The Law nº. 12.034/2009 predicted some changes in the electronic voting system in Brazil, including the return of the use of the "printed vote", since  2014 in elections.  However, understanding that, among other reasons, the printing of votie violates the Article 14 of the Constitution, which guarantees a secret vote on September 19, 2011, the Justice of the Supreme Court (STF) granted an injunction relief to suspend, until the prejudice, the application of printed vote in the election of 2014.

The decision of the Supreme Court, unanimously, occurred in the judgment of the Direct Action of Unconstitutionality (ADI) 4543, filed by the General Prosecutor of Republic.

Mini electoral reform

The printed vote was approved by Congress in September 2009, at the time of the Mini electoral reform. According to the text contained in Law nº. 12,034, the electronic voting machine will show screens related to  the type votes and, after the voter’s confirmation, the machine should print a unique identification number of the vote associated with its own digital signature.

The same rule also provides that this printed document is deposited automatically, without manual contact of the voter, in a place previously sealed, and then undergo, it will be submitted an independent audit in a public hearing to be held by the Electoral Court after the end of voting. The objective of this procedure is to compare the results presented in the electronic voting machine with the outcome of the vote printed.


The Electoral Justice is contrary to the printed vote since the enactment of Law 12,034, considering this procedure a regression to the times of manual voting. When the project was approved by the Congress, the president of the TSE in that moment, Minister Ayres Britto, asked the president to veto the provision in the law. In the opinion of the minister, there was no sense to have the printed vote since the same efficiency checking of votes can be achieved electronically, eliminating the extra expense required for printing the votes.

The printed vote in Brazil in the 2002 general elections, as provided in Law No. 10.408/2002 in all polling stations in the state of Sergipe, the Federal District and in over 73 municipalities in all units of the Federation. About 7 million voters voted in the ballot-printing voting.

The system, however, among other disadvantages, showed a large number of fault, preventing the fluent course of work on the polling. Moreover, the establishment costs were too high, the delay in the vote was higher than in sections where there were no printed vote, the number of crashes was significant at the printers and the procedure was in charge of the program longer.
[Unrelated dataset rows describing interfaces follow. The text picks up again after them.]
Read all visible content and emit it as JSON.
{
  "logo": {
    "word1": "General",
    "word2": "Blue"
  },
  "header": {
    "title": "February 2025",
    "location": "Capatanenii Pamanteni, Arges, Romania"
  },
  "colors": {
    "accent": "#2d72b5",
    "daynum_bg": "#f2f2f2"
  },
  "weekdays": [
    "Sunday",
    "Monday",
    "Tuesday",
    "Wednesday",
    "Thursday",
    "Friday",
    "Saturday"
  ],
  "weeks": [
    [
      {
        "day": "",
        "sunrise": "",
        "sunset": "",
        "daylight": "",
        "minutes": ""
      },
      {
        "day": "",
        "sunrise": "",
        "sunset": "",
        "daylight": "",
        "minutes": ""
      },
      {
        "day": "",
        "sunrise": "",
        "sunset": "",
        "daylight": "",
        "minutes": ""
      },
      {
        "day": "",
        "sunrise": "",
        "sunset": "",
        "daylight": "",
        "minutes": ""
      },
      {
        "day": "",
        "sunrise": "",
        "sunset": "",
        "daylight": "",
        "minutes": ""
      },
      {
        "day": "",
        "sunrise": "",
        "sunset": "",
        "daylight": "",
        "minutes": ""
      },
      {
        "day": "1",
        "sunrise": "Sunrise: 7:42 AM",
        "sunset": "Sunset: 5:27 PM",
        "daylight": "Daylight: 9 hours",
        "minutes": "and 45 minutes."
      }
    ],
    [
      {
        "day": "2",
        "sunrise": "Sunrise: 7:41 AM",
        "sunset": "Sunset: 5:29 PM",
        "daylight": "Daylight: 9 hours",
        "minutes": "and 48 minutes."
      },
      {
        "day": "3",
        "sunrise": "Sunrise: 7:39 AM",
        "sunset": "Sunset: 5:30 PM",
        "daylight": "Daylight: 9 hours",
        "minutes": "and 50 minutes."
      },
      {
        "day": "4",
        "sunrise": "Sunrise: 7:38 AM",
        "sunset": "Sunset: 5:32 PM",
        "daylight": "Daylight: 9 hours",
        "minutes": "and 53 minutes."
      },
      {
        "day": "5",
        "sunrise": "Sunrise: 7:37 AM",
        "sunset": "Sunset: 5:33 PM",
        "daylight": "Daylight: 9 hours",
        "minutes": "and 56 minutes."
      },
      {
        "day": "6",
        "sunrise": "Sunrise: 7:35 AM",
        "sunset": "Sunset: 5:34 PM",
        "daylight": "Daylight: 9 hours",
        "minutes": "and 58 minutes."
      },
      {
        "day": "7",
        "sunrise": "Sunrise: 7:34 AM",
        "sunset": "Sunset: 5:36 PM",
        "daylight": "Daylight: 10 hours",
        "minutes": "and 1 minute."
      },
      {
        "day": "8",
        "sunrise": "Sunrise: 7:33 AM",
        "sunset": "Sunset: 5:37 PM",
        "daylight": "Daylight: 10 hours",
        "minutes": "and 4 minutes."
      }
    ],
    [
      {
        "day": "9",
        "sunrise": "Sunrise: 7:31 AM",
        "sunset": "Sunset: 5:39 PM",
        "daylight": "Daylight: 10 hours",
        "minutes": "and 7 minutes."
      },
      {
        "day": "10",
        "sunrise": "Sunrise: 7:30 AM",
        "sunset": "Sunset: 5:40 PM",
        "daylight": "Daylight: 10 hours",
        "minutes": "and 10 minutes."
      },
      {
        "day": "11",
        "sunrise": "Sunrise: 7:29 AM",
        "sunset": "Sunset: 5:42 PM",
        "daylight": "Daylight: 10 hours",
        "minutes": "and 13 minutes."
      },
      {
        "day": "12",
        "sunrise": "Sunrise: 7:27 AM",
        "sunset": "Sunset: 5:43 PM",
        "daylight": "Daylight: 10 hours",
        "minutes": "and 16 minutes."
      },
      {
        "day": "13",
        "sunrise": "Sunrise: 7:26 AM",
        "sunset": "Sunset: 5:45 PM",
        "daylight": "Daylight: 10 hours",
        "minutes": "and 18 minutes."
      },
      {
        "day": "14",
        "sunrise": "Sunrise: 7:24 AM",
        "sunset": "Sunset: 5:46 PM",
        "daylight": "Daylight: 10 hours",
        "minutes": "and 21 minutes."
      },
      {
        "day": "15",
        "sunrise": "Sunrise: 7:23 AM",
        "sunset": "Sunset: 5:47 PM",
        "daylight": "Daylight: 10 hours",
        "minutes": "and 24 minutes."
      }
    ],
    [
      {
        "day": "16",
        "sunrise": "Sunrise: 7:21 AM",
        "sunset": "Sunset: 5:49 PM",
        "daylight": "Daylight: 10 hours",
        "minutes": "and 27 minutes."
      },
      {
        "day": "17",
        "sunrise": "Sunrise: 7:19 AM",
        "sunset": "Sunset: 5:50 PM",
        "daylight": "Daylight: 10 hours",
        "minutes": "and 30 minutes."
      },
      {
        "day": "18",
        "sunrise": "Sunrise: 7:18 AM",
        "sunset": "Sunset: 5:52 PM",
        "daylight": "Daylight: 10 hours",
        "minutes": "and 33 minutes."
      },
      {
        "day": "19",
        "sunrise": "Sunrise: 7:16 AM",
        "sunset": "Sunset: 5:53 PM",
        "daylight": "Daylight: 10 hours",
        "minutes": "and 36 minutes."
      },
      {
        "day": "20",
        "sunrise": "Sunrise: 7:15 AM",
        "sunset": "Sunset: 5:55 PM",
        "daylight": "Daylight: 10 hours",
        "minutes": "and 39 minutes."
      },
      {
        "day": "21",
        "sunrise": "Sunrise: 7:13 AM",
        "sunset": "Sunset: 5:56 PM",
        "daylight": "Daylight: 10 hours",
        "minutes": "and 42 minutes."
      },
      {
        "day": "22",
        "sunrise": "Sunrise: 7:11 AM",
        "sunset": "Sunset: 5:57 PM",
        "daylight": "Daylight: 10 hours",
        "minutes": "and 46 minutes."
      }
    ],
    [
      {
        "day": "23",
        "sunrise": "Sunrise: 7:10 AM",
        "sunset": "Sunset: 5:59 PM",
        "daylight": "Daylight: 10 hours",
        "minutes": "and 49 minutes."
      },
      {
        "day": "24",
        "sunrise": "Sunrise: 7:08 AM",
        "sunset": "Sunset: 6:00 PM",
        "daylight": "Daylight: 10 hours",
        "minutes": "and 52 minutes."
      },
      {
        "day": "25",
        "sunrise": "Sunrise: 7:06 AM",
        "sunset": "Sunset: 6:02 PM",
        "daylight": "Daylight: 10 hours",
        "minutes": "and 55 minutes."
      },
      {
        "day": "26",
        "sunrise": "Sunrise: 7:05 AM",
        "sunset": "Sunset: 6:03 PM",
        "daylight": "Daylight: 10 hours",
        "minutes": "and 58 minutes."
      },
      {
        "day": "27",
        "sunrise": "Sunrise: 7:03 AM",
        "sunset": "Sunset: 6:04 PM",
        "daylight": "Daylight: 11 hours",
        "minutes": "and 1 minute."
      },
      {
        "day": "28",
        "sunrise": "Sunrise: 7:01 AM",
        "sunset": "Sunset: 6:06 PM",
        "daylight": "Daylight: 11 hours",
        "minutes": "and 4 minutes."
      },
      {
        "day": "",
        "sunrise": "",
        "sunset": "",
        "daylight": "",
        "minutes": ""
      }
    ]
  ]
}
The law No. 10.740/2003 replaced the printed vote by digital vote record.